Which I have previously argued is incompatible with Linked Data, as it is centered around resources not strings.  Or at the very least, any advantage of using Linked Data is lost when you use it only as a 1:1 transliteration of MARC's strings.

Holdings data is a particularly odd one because there's a mixup between holdings (what library owns a resource and where it is located in the library) and item-level descriptive information (which is relatively rare in libraries but is primary in archives and museums).

Absolutely agree.

Logically, there is a RWO, but illogically its physicality is described in what is defined in the cataloging rules as an abstract entity for a class of things (FRBR:Manifestation or BF:Instance). The actual physical item is often asserted solely by the presence of a barcode number. With this model, information about holdings (e.g. location) is just a digital resource that says something about another digital resource.

To return to my litmus test, what is the creation date of the resource?  If it's the creation date of the record, then I agree (and think the we need to change the model).  If it's the printing date of the physical object, then it's not the digital resource.

The larger question is: should library catalog data address "real world objects" and, if so, what are those objects?
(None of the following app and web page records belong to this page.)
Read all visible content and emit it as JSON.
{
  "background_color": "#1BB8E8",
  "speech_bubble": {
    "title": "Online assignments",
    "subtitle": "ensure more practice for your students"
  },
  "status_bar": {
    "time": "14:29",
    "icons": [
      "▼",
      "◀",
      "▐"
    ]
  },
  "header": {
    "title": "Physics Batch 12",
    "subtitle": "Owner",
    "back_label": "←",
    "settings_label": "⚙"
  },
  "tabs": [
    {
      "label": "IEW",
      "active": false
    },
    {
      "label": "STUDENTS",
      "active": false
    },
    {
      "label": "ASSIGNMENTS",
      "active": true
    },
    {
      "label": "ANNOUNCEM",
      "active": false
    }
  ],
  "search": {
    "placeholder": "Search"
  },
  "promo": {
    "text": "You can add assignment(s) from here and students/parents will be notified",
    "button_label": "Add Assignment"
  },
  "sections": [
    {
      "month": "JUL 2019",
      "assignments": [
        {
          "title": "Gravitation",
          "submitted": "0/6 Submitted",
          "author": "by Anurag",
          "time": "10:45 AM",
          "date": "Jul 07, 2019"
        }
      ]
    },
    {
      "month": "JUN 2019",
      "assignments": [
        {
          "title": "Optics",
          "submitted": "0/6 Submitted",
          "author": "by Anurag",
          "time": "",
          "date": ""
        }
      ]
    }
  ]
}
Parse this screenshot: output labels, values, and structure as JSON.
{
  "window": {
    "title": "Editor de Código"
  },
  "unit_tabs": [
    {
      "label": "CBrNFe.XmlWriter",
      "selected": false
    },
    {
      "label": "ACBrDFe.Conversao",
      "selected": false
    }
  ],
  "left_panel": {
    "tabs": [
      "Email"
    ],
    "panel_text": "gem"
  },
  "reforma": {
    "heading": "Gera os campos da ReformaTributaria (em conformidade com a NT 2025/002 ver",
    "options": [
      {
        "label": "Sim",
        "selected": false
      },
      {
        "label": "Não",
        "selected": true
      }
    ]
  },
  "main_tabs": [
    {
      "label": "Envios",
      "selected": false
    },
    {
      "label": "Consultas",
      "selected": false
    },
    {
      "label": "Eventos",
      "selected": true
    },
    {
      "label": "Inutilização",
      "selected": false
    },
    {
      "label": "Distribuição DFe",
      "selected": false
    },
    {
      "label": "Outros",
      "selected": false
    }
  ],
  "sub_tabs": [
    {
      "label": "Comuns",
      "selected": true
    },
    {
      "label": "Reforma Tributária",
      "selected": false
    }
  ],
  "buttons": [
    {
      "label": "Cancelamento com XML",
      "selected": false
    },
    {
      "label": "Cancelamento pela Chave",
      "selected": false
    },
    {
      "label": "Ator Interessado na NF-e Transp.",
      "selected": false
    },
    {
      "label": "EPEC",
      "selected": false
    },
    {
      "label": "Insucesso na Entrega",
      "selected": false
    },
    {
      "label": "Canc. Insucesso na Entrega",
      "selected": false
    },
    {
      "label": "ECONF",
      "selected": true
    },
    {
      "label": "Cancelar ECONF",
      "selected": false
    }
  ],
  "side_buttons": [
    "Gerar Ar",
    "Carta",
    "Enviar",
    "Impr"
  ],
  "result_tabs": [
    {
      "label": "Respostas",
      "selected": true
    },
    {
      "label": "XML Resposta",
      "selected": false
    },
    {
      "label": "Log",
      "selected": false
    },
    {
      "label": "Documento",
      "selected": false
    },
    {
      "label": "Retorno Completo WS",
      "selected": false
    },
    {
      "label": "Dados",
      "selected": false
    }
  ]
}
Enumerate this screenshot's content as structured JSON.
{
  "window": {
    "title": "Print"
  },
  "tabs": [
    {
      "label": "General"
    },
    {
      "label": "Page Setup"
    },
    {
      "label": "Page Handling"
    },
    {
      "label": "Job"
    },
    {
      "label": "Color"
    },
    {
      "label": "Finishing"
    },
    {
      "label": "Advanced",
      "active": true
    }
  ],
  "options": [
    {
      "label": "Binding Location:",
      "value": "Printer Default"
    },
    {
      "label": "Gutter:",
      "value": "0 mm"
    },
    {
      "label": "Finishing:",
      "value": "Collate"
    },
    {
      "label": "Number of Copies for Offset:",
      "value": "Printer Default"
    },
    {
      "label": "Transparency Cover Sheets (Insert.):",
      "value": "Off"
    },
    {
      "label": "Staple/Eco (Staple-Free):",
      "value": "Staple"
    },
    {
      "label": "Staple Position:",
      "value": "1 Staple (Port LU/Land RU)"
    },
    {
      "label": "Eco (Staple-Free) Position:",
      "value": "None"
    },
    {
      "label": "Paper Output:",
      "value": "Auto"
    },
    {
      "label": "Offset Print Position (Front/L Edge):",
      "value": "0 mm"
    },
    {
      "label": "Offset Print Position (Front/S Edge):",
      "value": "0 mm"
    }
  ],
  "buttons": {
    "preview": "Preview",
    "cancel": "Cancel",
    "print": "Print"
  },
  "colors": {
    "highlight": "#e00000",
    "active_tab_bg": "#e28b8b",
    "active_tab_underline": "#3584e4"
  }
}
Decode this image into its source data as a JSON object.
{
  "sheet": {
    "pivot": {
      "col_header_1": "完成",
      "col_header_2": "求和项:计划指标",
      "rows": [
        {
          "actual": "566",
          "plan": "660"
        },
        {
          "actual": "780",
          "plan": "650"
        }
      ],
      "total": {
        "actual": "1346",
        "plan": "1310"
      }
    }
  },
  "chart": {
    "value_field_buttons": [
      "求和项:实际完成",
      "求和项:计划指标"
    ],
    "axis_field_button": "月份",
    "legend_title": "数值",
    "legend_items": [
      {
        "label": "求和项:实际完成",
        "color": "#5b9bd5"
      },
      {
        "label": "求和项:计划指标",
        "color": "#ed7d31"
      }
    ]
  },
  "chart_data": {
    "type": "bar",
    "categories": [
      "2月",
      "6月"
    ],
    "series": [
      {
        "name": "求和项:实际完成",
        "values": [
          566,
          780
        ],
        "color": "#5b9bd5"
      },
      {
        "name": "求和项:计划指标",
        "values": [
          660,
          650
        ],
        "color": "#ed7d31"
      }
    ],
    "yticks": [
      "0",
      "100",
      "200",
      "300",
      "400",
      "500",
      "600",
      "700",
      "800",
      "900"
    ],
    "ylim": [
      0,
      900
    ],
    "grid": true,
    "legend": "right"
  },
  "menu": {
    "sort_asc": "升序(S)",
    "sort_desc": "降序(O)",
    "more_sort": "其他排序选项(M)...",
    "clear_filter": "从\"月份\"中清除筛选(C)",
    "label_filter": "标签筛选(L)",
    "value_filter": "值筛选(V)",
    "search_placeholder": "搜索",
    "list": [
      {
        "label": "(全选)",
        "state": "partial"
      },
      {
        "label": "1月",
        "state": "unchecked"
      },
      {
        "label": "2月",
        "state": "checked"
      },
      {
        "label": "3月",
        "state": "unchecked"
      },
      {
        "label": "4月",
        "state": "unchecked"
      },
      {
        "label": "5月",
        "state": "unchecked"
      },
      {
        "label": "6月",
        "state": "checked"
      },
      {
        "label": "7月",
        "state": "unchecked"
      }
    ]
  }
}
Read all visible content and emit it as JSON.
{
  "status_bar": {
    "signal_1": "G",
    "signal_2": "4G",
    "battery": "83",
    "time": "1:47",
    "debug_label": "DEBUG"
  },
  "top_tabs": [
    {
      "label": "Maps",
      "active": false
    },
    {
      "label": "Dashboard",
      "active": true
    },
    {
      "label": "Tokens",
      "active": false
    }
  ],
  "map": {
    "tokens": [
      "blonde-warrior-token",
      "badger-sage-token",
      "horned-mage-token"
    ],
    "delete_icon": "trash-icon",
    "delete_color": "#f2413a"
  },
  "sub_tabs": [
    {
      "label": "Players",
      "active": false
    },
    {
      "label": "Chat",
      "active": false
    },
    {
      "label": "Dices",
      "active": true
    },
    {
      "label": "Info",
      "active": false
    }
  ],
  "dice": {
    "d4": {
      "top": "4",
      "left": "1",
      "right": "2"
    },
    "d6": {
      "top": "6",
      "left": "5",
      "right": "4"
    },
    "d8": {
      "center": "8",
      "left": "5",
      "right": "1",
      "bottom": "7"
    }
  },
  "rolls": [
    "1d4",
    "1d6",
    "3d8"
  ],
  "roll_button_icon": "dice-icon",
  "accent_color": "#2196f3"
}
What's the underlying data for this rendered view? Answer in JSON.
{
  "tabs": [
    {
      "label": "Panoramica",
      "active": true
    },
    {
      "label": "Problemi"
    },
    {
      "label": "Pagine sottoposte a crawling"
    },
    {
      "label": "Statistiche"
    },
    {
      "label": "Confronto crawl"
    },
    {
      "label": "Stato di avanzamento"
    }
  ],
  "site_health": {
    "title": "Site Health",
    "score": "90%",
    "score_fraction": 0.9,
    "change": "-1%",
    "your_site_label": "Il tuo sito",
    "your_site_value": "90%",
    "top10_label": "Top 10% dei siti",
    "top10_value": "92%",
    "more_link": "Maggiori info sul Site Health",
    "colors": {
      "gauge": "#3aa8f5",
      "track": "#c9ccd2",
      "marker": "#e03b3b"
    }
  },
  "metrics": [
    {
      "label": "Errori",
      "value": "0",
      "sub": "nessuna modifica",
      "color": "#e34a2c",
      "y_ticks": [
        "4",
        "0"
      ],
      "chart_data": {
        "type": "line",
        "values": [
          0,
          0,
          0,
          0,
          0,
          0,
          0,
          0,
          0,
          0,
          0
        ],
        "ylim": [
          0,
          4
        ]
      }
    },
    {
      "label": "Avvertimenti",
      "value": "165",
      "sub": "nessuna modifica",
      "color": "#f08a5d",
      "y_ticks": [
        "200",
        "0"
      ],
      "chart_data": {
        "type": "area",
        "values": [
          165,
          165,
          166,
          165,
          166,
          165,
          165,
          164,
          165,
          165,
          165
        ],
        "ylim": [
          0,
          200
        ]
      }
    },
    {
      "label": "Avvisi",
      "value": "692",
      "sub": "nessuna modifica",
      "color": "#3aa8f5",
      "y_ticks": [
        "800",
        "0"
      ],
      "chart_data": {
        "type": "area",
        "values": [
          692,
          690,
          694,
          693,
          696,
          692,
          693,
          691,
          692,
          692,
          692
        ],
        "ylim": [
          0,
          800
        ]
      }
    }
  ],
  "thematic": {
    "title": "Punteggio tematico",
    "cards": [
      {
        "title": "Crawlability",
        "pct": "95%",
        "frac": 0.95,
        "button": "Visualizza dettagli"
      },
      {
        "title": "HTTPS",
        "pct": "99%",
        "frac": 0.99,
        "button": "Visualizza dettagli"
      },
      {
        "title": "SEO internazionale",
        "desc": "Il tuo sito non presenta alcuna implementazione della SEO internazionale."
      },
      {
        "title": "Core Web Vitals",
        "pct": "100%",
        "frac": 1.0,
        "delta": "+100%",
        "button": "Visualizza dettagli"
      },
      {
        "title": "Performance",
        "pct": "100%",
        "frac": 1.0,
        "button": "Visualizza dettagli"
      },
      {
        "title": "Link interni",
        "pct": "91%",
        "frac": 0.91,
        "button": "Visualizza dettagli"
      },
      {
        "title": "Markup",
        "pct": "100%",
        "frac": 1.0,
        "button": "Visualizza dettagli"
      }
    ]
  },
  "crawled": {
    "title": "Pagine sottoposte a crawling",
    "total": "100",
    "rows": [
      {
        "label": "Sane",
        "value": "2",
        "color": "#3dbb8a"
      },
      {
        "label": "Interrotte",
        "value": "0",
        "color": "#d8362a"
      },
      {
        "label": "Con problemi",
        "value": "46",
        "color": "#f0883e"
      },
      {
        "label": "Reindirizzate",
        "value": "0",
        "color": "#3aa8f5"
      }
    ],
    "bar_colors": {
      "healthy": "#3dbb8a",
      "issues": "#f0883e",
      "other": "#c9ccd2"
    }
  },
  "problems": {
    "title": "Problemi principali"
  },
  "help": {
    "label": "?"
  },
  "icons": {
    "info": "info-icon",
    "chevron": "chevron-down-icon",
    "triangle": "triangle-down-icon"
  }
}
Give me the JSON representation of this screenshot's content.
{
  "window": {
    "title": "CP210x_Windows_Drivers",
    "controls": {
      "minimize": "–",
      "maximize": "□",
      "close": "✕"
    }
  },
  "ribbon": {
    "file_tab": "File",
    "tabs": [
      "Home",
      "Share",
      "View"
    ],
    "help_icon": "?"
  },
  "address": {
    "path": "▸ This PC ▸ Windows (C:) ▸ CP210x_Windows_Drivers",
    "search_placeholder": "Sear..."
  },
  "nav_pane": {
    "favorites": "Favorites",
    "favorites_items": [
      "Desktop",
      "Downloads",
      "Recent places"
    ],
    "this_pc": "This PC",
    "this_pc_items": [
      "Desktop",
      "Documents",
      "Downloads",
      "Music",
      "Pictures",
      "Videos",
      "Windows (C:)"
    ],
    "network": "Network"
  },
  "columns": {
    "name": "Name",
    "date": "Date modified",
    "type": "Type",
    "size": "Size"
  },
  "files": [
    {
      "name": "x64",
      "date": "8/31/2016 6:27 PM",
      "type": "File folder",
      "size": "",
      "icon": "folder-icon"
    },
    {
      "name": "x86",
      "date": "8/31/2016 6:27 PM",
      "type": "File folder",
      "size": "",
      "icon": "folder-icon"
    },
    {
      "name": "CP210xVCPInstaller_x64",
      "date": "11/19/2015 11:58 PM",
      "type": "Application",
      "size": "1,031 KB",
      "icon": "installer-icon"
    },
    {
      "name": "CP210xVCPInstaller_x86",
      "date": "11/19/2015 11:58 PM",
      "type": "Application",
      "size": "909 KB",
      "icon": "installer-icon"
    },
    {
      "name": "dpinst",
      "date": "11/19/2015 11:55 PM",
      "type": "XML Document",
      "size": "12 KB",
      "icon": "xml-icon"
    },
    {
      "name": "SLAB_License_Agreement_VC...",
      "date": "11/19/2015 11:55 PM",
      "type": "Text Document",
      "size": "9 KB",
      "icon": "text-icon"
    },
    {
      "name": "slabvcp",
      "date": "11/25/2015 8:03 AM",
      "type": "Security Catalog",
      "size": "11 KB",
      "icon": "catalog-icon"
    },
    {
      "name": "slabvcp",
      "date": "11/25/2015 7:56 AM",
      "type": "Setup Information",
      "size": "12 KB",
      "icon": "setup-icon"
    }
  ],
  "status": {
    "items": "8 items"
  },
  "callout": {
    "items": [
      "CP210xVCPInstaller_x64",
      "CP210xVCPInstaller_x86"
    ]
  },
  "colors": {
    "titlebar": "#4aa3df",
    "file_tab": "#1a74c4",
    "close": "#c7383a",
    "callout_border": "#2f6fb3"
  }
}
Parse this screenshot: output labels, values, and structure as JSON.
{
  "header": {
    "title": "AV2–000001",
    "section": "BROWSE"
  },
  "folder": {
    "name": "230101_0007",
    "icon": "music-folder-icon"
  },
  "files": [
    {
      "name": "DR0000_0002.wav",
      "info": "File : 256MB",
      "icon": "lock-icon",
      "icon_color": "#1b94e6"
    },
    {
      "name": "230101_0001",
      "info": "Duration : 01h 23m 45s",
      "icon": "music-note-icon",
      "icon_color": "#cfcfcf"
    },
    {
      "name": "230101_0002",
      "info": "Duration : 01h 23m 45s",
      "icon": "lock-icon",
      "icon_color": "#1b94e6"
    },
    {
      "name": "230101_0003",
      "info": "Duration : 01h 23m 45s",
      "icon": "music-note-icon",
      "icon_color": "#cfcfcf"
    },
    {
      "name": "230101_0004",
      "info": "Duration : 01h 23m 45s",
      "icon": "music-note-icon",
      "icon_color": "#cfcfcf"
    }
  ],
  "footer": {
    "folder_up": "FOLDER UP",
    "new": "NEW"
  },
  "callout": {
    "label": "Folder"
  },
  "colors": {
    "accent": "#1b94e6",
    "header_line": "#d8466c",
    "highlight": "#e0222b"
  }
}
The multi-entity models, FRBR or BF, make this an even harder question, IMO, because there is nothing that represents the whole that the RWO is. Delegating the RWO to an annotation is pretty bad; not recognizing that the library description is more than an abstraction with a bar code is worse.

If there is any thought to integrate with Archival, Museum, Gallery and similar cultural heritage or memory institution data, or beyond our natural partners to other institutions, then we absolutely must engage with this question.  If we wish to remain our own special, unique and never-re-used snowflake, then we can persevere with our arcane distinctions that were only ever introduced to save bits due to a format designed for tape storage.


Rob Sanderson
Information Standards Advocate
Digital Library Systems and Services
Stanford, CA 94305